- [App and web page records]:
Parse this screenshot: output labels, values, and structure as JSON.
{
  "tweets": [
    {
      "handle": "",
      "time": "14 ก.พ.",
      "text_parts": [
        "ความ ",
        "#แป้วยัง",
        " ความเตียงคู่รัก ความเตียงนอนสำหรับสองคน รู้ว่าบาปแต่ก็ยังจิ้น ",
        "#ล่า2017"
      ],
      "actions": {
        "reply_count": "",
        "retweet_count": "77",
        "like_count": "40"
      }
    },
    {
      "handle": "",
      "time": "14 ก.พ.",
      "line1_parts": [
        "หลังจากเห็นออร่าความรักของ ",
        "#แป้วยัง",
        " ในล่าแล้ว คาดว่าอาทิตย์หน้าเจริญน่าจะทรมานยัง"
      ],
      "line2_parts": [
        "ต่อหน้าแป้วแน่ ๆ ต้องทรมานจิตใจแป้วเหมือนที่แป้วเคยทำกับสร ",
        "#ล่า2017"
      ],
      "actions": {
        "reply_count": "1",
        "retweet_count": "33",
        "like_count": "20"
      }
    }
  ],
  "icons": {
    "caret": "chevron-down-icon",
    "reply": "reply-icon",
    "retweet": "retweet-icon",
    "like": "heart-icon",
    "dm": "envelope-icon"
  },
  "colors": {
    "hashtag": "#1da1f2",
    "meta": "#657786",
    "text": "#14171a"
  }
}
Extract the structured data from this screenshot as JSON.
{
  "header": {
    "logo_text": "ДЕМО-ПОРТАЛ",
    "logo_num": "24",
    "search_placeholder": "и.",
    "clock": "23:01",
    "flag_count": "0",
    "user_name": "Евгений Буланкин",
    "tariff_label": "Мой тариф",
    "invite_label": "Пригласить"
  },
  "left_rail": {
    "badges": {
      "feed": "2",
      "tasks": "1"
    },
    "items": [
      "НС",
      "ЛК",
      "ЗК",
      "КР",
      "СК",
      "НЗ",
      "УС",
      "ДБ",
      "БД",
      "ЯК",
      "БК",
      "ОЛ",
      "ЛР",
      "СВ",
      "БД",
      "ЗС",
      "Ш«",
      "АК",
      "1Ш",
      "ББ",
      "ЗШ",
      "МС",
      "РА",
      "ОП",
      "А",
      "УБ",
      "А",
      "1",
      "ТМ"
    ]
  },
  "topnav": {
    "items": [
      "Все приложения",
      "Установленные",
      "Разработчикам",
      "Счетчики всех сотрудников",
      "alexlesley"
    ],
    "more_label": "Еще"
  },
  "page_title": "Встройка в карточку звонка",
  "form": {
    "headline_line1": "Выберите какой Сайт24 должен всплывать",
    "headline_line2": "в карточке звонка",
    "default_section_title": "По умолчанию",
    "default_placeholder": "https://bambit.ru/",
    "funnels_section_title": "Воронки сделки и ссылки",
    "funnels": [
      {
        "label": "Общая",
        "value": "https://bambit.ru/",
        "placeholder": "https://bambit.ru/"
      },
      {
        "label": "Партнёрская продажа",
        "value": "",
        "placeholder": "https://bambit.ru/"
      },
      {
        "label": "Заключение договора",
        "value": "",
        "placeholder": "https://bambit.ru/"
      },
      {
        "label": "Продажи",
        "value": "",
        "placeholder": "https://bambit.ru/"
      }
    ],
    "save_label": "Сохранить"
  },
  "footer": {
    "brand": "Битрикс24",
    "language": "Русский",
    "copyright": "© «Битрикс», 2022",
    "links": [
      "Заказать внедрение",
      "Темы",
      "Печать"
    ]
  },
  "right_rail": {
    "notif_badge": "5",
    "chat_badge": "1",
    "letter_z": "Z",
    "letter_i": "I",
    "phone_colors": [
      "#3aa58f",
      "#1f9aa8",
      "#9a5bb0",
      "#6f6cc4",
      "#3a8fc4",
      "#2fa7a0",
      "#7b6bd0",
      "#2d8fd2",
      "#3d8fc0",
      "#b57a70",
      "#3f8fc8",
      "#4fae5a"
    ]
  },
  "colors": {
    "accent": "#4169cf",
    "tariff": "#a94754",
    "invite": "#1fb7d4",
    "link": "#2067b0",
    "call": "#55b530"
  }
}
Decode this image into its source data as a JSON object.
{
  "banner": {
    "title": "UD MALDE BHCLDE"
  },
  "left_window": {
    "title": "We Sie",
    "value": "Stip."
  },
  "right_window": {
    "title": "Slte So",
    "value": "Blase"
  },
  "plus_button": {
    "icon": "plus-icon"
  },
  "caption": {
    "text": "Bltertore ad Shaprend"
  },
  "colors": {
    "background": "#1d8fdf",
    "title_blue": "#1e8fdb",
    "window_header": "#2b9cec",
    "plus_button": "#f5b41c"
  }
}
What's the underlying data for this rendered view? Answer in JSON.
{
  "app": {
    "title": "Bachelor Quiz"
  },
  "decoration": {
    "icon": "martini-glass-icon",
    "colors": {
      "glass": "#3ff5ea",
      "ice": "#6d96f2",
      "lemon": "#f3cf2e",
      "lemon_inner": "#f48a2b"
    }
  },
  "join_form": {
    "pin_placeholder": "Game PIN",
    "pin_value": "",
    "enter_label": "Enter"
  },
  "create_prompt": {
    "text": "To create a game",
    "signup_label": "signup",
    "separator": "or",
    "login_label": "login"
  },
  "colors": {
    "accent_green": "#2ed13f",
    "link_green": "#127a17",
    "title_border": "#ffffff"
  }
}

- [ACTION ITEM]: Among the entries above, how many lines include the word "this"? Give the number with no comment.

- [EXPECTED OUTPUT]: 4